Aim of the exercise – Please set down the records below exactly as they appear.

:: Records for processing

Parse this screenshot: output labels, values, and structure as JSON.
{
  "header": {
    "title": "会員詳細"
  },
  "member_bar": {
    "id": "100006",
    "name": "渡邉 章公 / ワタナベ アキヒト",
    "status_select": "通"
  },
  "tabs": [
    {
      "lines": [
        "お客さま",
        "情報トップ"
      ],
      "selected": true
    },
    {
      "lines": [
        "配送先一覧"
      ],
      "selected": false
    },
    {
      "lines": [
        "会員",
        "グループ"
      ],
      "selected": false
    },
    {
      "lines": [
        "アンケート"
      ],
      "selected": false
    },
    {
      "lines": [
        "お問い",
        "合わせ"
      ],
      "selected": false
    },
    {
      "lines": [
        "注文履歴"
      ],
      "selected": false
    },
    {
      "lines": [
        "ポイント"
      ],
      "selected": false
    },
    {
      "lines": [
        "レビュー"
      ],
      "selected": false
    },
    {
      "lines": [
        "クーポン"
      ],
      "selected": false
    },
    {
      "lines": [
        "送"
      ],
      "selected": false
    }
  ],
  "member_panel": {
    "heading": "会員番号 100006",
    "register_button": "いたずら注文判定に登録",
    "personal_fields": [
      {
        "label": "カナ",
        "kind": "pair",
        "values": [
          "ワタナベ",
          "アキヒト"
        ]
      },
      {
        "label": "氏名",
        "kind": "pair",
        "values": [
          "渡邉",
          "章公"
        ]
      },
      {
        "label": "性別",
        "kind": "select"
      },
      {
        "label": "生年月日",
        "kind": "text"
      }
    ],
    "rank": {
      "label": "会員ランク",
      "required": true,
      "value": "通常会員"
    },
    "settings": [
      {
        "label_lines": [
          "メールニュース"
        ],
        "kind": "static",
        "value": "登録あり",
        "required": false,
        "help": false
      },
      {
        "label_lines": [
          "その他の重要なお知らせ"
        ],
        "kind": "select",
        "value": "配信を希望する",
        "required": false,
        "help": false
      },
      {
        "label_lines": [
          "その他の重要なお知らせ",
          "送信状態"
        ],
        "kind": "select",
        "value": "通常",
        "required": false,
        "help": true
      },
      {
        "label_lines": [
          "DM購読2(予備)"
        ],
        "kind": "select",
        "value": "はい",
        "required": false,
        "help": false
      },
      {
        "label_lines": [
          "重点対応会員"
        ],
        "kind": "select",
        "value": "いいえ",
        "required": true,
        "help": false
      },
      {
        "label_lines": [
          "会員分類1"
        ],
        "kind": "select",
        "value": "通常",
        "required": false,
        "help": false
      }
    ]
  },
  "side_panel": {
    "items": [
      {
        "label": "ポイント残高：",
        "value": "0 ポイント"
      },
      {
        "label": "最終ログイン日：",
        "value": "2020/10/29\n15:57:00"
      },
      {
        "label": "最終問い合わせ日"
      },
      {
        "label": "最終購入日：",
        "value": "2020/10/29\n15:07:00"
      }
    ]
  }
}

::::

Solution to this exercise –
Parse this screenshot: output labels, values, and structure as JSON.
{
  "header": {
    "title": "会員詳細"
  },
  "member_bar": {
    "id": "100006",
    "name": "渡邉 章公 / ワタナベ アキヒト",
    "status_select": "通"
  },
  "tabs": [
    {
      "lines": [
        "お客さま",
        "情報トップ"
      ],
      "selected": true
    },
    {
      "lines": [
        "配送先一覧"
      ],
      "selected": false
    },
    {
      "lines": [
        "会員",
        "グループ"
      ],
      "selected": false
    },
    {
      "lines": [
        "アンケート"
      ],
      "selected": false
    },
    {
      "lines": [
        "お問い",
        "合わせ"
      ],
      "selected": false
    },
    {
      "lines": [
        "注文履歴"
      ],
      "selected": false
    },
    {
      "lines": [
        "ポイント"
      ],
      "selected": false
    },
    {
      "lines": [
        "レビュー"
      ],
      "selected": false
    },
    {
      "lines": [
        "クーポン"
      ],
      "selected": false
    },
    {
      "lines": [
        "送"
      ],
      "selected": false
    }
  ],
  "member_panel": {
    "heading": "会員番号 100006",
    "register_button": "いたずら注文判定に登録",
    "personal_fields": [
      {
        "label": "カナ",
        "kind": "pair",
        "values": [
          "ワタナベ",
          "アキヒト"
        ]
      },
      {
        "label": "氏名",
        "kind": "pair",
        "values": [
          "渡邉",
          "章公"
        ]
      },
      {
        "label": "性別",
        "kind": "select"
      },
      {
        "label": "生年月日",
        "kind": "text"
      }
    ],
    "rank": {
      "label": "会員ランク",
      "required": true,
      "value": "通常会員"
    },
    "settings": [
      {
        "label_lines": [
          "メールニュース"
        ],
        "kind": "static",
        "value": "登録あり",
        "required": false,
        "help": false
      },
      {
        "label_lines": [
          "その他の重要なお知らせ"
        ],
        "kind": "select",
        "value": "配信を希望する",
        "required": false,
        "help": false
      },
      {
        "label_lines": [
          "その他の重要なお知らせ",
          "送信状態"
        ],
        "kind": "select",
        "value": "通常",
        "required": false,
        "help": true
      },
      {
        "label_lines": [
          "DM購読2(予備)"
        ],
        "kind": "select",
        "value": "はい",
        "required": false,
        "help": false
      },
      {
        "label_lines": [
          "重点対応会員"
        ],
        "kind": "select",
        "value": "いいえ",
        "required": true,
        "help": false
      },
      {
        "label_lines": [
          "会員分類1"
        ],
        "kind": "select",
        "value": "通常",
        "required": false,
        "help": false
      }
    ]
  },
  "side_panel": {
    "items": [
      {
        "label": "ポイント残高：",
        "value": "0 ポイント"
      },
      {
        "label": "最終ログイン日：",
        "value": "2020/10/29\n15:57:00"
      },
      {
        "label": "最終問い合わせ日"
      },
      {
        "label": "最終購入日：",
        "value": "2020/10/29\n15:07:00"
      }
    ]
  }
}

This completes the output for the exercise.